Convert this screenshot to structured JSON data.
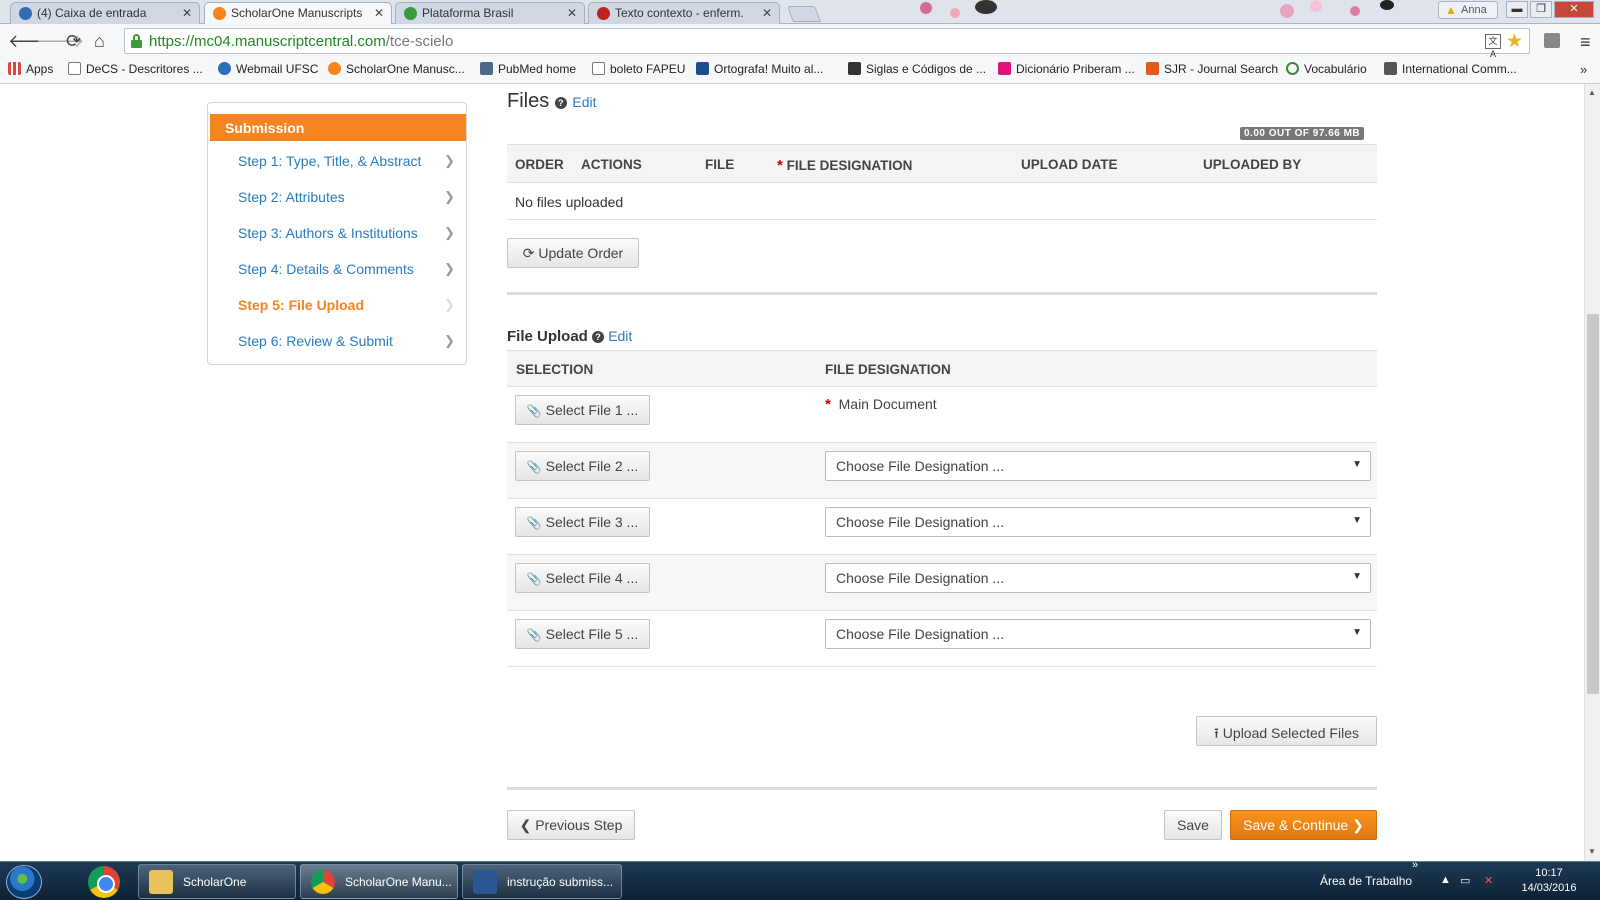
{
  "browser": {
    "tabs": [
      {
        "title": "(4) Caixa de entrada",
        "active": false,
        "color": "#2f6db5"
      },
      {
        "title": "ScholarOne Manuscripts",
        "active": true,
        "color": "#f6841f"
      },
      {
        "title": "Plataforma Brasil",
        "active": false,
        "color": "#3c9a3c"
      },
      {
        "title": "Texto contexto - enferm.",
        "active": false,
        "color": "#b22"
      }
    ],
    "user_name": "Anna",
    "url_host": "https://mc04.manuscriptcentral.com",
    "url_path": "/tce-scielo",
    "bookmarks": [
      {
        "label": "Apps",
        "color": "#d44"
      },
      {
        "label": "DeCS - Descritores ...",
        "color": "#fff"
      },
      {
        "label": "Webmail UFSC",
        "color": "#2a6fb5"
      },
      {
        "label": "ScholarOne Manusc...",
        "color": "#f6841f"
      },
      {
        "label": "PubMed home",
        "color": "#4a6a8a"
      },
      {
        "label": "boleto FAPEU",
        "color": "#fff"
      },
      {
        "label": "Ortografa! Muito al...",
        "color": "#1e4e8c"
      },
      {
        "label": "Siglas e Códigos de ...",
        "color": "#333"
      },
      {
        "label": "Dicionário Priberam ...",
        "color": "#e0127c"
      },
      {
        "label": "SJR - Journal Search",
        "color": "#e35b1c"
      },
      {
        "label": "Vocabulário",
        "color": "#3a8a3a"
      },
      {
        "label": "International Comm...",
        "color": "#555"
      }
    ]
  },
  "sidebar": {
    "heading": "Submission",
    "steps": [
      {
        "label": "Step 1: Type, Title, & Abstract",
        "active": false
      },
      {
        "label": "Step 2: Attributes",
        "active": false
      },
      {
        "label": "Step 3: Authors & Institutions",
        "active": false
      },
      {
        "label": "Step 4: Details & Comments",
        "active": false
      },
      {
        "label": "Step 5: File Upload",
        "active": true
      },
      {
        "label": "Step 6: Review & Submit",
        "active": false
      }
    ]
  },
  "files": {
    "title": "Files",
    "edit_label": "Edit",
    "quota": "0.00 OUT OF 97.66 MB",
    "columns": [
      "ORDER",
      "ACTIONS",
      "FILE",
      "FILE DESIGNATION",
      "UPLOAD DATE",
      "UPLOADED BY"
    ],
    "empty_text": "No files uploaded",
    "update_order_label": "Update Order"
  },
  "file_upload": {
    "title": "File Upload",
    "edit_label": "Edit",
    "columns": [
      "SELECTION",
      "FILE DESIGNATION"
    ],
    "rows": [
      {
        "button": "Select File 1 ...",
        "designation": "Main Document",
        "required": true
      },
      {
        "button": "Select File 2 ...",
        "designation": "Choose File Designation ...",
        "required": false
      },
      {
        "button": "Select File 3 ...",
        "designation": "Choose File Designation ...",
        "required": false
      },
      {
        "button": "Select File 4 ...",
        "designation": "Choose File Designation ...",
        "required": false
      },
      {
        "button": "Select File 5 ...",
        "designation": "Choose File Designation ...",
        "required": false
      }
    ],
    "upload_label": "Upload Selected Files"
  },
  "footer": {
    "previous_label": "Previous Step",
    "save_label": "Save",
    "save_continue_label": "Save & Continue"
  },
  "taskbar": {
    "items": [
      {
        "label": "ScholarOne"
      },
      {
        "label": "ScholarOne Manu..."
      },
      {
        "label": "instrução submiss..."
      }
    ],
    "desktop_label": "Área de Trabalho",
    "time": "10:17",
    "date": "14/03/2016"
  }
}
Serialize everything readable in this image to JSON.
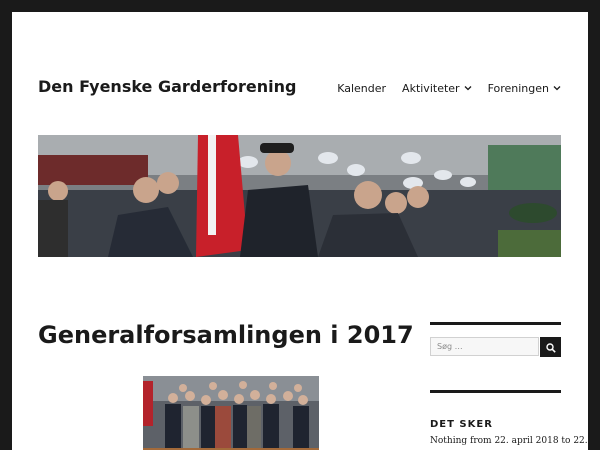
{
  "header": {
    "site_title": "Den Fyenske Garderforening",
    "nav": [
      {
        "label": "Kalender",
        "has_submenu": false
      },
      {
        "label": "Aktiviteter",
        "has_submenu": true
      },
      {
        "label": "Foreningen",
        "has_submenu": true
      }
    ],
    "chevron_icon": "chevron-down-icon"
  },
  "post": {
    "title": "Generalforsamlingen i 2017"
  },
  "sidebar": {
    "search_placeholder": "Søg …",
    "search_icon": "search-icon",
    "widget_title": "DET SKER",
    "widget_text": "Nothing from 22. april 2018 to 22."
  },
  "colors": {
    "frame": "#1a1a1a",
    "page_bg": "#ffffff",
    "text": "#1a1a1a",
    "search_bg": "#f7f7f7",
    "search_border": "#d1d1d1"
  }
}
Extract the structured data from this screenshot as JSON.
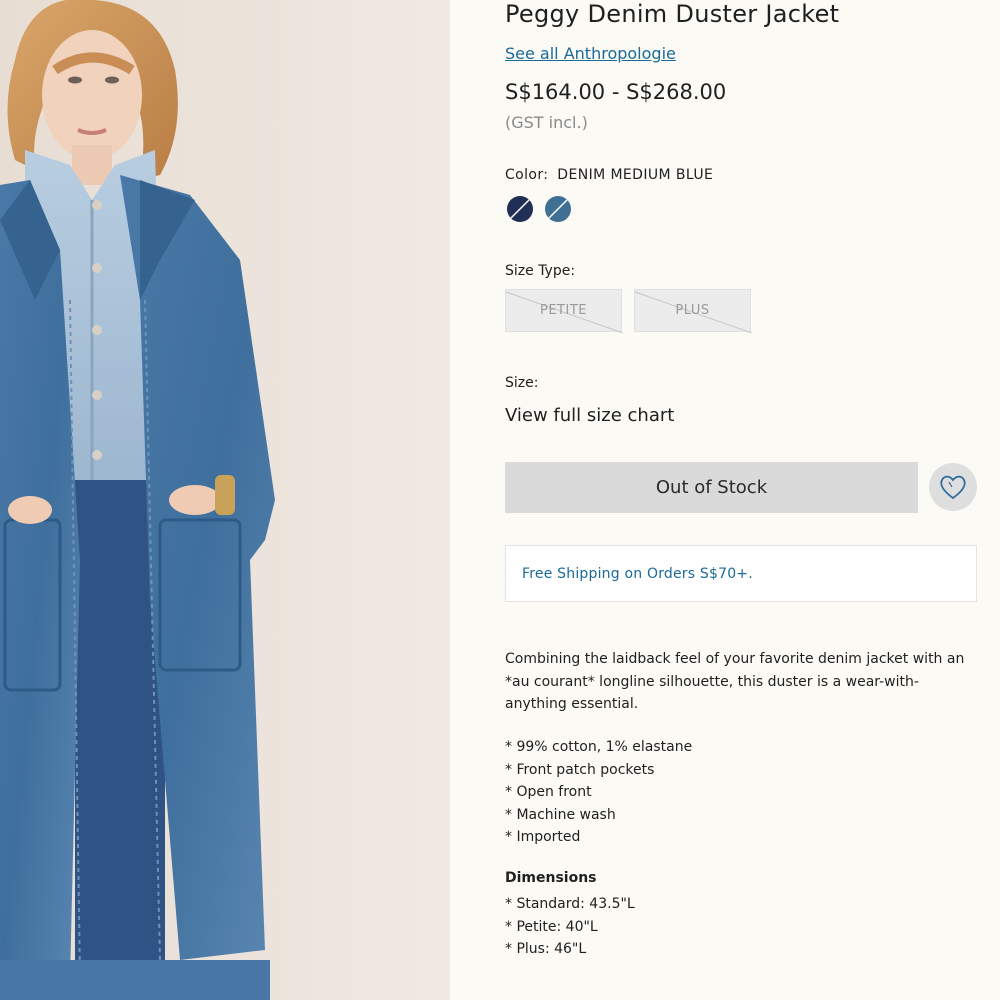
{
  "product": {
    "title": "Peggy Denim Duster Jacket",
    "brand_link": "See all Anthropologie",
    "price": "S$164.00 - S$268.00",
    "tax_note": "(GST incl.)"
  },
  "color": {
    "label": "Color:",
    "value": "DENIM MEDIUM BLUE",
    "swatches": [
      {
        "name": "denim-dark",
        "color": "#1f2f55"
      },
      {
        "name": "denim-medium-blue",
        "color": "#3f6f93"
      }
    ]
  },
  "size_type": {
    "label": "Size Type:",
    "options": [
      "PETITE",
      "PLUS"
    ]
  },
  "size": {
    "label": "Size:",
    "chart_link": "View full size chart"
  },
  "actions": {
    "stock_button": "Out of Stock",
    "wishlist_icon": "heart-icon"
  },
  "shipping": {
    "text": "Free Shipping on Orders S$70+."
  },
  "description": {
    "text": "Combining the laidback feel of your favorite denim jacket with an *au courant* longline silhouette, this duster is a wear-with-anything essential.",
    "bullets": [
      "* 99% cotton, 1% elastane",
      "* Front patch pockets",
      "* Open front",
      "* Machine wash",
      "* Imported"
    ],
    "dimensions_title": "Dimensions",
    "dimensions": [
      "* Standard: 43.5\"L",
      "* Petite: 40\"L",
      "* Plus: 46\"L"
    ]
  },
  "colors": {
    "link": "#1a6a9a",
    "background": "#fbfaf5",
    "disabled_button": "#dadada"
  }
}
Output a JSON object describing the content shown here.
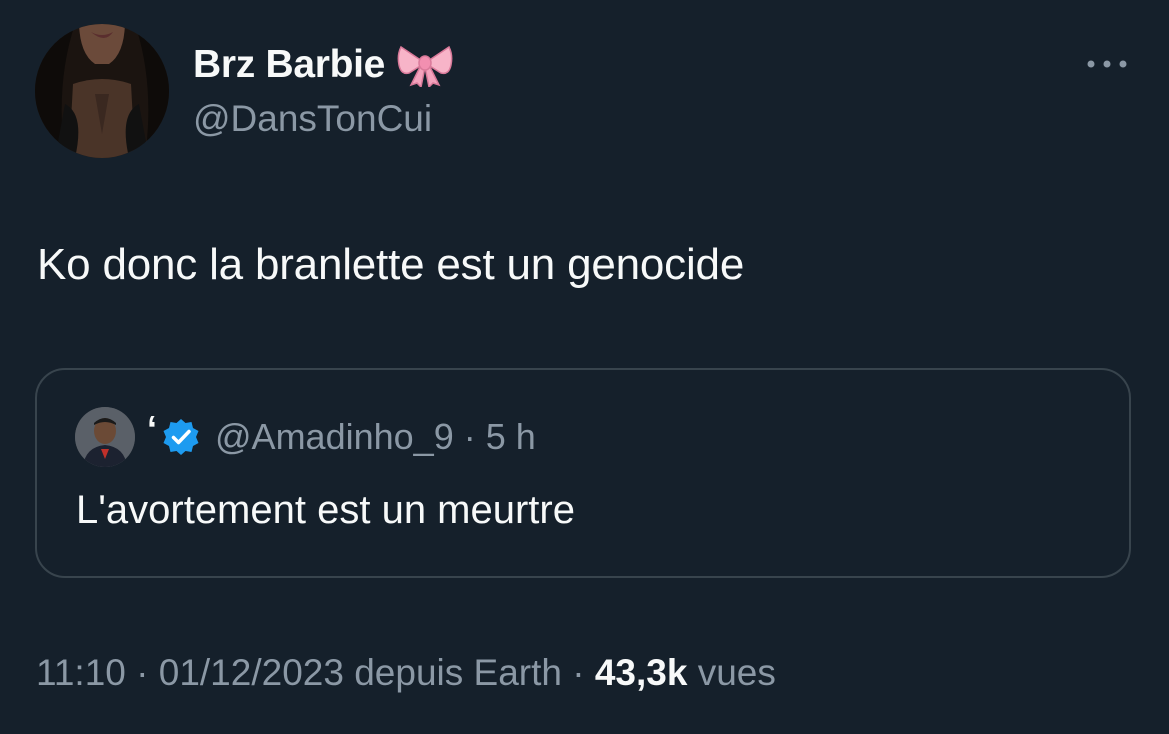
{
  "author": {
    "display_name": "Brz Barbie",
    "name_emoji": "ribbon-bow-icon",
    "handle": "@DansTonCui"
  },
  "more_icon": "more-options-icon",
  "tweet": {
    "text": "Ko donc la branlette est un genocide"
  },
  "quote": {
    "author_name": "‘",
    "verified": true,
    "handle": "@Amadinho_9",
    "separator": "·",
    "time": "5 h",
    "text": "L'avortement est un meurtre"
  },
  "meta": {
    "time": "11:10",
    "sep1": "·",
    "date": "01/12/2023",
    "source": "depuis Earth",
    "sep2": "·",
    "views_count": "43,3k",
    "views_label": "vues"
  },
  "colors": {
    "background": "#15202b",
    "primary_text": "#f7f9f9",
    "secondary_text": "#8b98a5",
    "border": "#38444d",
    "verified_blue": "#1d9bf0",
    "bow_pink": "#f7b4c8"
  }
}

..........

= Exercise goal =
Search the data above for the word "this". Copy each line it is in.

= Answer section =
Convert this screenshot to structured JSON data.
Serialize everything readable in this image to JSON.
Extract the structured data from this screenshot as JSON.
    "text": "Combining the laidback feel of your favorite denim jacket with an *au courant* longline silhouette, this duster is a wear-with-anything essential.",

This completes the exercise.